* _EXERCISE DESCRIPTION_:
Lines in the records below that contain the word "content" must each be copied.

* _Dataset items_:
____________

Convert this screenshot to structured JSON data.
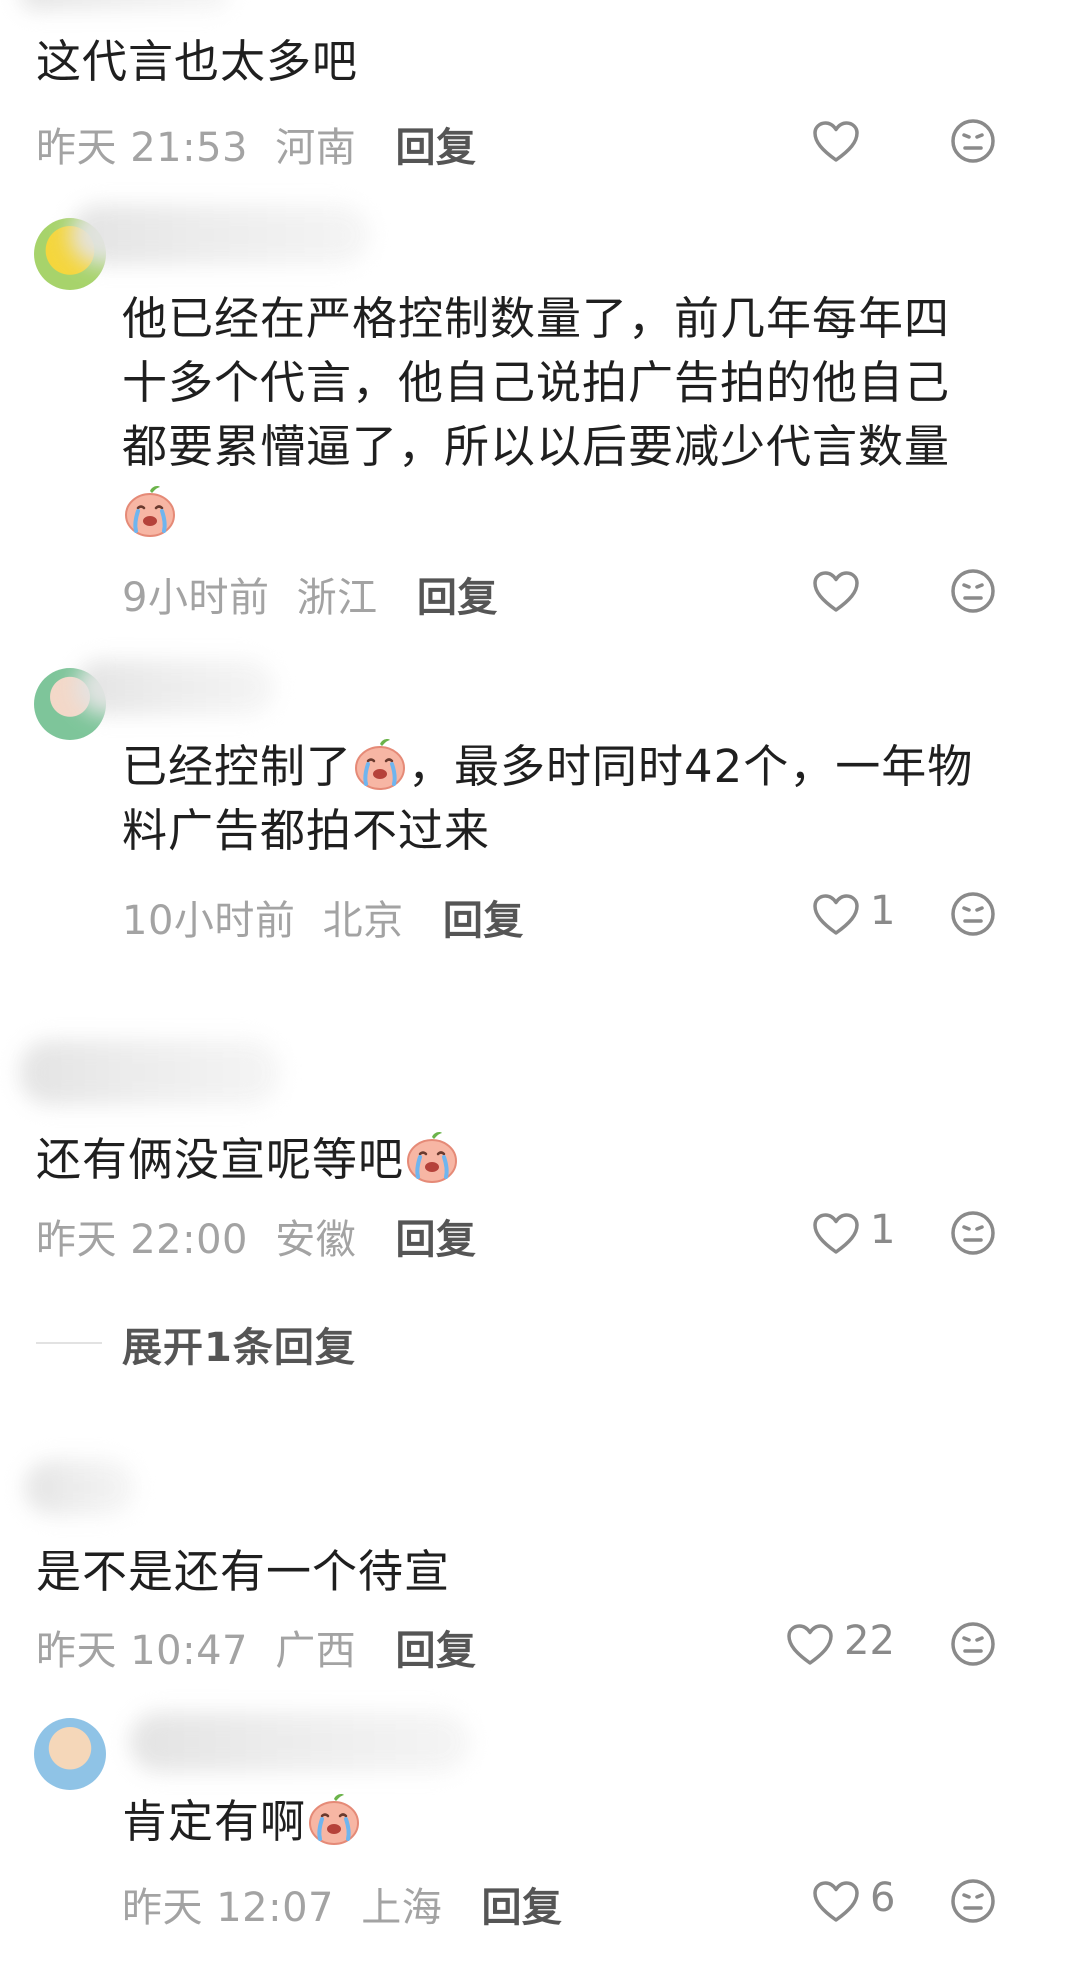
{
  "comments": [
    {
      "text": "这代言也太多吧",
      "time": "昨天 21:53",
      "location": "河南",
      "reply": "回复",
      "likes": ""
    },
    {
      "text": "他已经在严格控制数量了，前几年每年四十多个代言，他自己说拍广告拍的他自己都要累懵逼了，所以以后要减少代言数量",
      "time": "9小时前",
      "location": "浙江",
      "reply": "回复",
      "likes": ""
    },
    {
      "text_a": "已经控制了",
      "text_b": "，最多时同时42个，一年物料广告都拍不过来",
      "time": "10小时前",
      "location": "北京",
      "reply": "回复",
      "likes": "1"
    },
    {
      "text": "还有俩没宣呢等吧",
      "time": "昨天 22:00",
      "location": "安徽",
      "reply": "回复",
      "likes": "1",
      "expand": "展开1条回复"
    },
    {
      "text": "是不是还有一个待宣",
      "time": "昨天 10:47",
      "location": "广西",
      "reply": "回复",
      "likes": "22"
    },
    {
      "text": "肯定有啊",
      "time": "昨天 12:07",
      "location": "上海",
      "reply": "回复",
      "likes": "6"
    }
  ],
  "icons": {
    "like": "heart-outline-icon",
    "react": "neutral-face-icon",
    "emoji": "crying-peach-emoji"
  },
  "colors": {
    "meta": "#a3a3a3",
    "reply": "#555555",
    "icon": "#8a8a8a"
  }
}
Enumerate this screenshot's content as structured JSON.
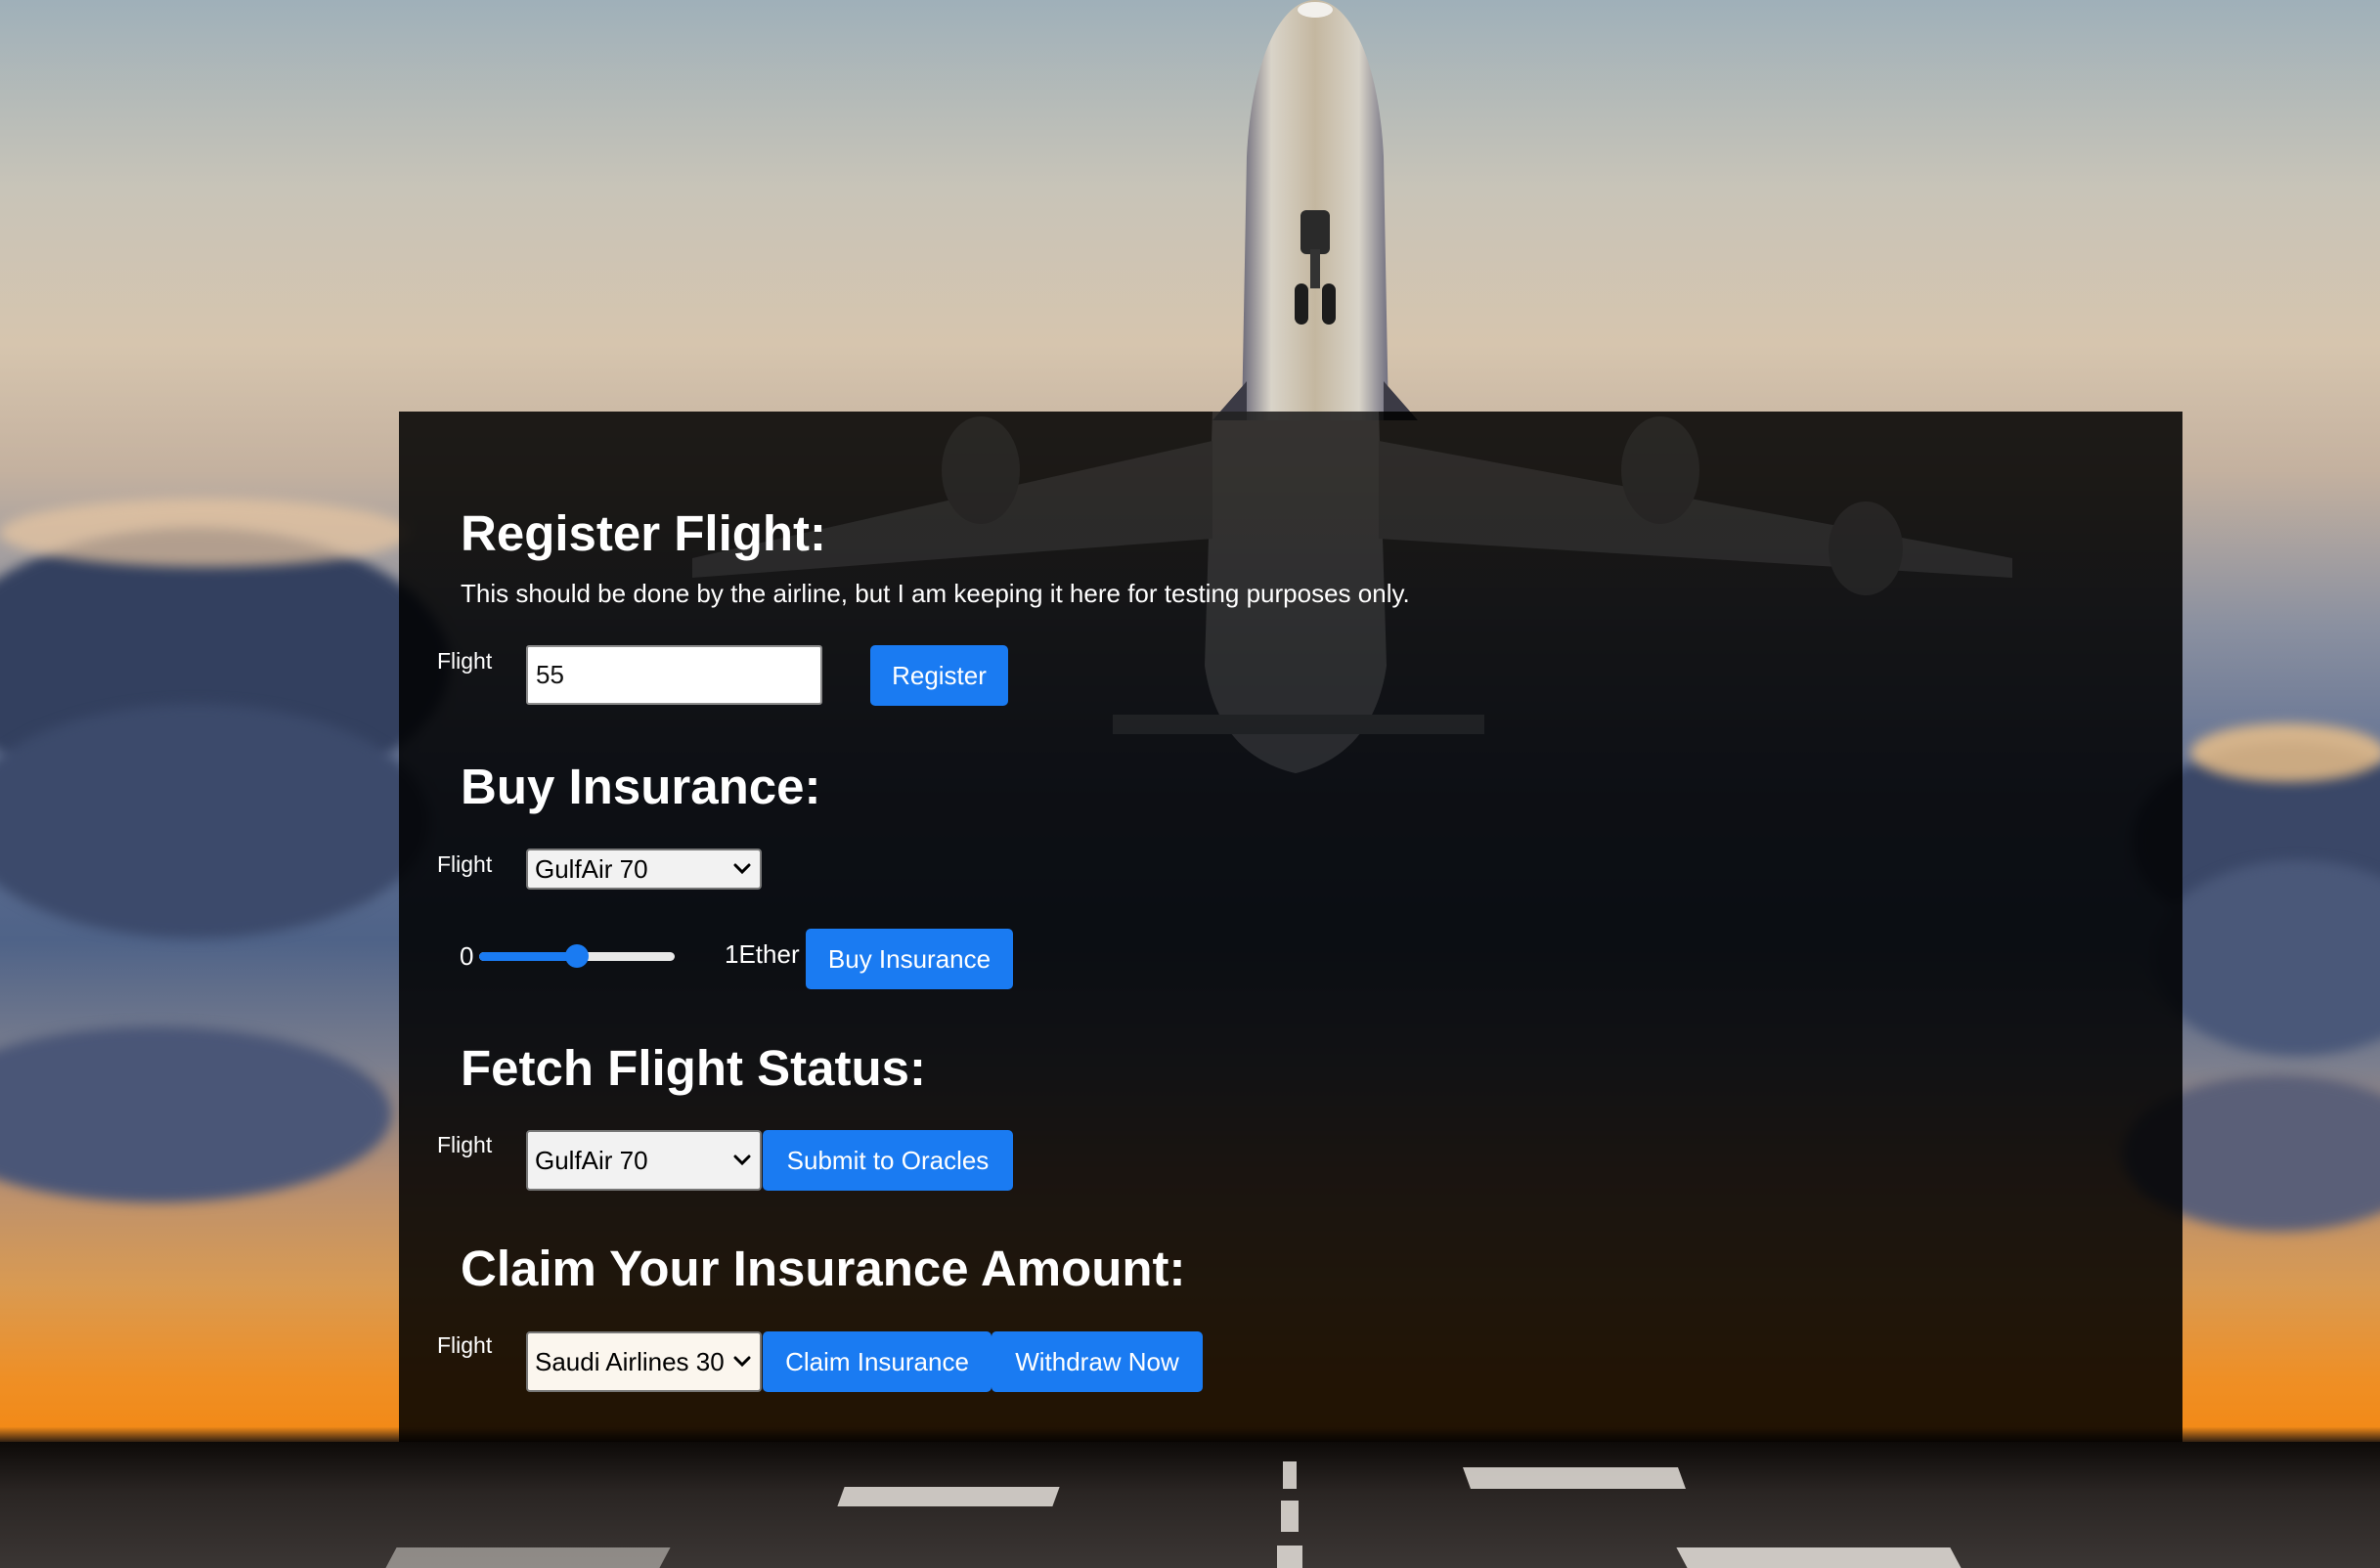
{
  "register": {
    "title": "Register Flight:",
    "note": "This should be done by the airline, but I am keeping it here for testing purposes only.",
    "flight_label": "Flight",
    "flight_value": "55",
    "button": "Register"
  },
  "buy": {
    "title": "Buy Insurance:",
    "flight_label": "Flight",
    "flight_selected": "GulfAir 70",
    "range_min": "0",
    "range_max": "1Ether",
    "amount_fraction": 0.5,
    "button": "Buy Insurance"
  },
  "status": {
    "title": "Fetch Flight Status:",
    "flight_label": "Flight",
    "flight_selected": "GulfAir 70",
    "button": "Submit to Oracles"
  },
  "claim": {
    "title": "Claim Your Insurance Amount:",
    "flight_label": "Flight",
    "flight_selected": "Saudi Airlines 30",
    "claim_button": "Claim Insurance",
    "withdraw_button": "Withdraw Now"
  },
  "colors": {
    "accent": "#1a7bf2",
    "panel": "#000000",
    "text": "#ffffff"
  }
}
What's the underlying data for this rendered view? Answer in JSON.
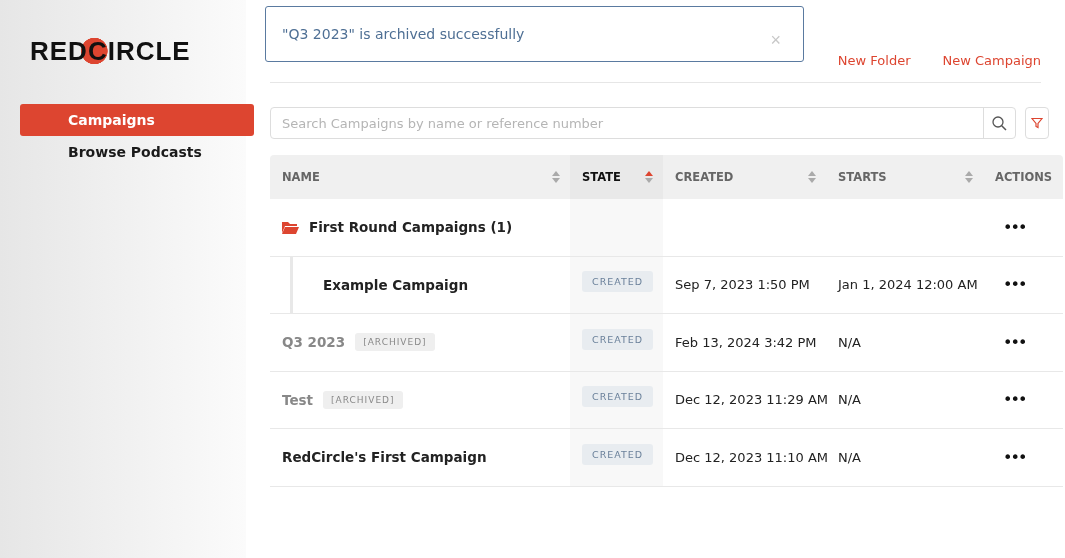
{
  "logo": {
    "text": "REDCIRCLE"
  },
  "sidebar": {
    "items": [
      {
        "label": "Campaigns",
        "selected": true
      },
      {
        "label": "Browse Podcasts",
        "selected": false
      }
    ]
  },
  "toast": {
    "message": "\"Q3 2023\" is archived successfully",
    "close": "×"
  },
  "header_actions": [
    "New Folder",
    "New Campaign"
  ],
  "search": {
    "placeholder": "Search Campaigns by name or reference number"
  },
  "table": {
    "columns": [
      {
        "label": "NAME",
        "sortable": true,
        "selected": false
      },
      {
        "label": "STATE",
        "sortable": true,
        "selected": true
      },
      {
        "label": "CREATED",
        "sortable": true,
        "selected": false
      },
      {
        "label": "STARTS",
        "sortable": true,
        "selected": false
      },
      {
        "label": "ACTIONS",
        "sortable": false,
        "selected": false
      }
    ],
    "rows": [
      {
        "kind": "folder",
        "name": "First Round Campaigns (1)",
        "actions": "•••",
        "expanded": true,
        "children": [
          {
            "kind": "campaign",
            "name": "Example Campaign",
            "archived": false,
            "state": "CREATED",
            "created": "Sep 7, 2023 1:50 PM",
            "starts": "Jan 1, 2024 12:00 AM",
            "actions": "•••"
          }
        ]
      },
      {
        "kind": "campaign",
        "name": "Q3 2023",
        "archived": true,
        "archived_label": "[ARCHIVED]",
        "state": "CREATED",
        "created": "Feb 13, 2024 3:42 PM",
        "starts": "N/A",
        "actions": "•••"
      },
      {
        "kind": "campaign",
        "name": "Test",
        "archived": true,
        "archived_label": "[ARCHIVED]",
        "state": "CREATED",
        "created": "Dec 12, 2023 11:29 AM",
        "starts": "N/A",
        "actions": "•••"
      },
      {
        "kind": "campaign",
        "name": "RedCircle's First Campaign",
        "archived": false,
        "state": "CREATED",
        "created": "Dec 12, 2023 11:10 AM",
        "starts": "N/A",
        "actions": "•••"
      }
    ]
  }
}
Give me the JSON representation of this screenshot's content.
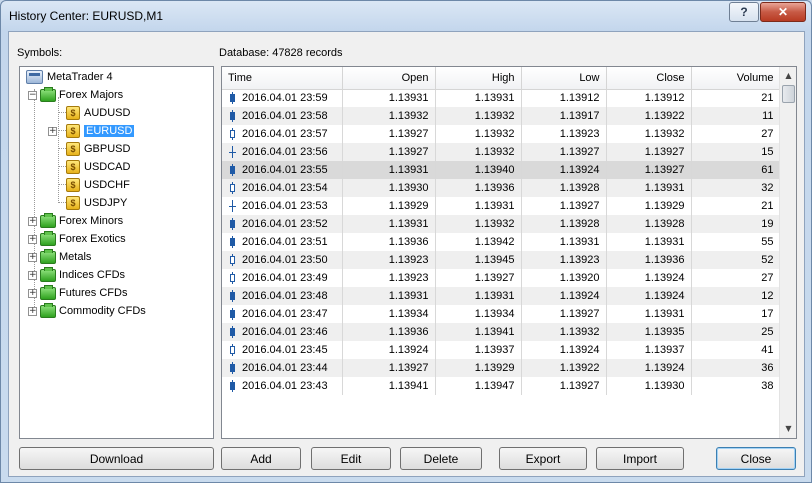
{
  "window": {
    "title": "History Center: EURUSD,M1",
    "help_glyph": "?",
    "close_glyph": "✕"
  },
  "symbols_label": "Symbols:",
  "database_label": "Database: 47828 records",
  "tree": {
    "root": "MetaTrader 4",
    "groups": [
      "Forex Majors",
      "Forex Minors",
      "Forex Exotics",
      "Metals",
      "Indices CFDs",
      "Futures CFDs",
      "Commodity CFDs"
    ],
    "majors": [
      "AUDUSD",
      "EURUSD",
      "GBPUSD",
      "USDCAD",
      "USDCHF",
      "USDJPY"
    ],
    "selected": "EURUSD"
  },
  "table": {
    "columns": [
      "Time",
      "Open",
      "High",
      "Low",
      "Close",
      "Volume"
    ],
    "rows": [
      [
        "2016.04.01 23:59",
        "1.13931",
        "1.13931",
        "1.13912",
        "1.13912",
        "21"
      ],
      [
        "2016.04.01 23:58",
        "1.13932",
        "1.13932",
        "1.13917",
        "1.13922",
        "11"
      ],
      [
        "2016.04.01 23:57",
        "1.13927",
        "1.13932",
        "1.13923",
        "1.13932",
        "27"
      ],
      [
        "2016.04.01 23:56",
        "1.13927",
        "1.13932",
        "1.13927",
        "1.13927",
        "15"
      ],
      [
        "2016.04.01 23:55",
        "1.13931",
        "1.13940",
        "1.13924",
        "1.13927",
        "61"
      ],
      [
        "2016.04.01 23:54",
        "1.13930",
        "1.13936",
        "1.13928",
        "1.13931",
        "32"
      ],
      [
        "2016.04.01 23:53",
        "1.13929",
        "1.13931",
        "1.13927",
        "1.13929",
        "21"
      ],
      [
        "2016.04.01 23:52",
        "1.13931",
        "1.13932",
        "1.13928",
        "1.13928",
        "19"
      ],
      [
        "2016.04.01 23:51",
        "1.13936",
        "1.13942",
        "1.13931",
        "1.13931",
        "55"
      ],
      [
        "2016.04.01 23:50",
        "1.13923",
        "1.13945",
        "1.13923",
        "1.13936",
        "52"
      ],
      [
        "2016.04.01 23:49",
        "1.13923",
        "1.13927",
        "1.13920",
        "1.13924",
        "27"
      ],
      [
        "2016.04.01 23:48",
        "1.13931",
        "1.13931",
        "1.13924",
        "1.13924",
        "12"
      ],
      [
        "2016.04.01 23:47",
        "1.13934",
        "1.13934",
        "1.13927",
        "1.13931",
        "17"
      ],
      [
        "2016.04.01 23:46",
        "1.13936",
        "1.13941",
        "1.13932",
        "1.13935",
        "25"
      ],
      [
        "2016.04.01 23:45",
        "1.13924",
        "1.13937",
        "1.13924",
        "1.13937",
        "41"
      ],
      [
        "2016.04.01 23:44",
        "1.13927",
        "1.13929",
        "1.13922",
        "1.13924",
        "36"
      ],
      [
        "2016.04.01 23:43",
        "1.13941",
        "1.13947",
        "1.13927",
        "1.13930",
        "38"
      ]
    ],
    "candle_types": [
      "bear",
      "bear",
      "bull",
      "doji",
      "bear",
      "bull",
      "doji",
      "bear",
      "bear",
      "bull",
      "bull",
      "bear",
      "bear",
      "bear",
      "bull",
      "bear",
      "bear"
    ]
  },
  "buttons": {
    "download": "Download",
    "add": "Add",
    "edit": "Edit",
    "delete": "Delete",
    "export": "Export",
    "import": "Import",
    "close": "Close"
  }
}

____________

* _ANSWER BELOW_:
Enumerate this screenshot's content as structured JSON.
Give me the JSON representation of this screenshot's content.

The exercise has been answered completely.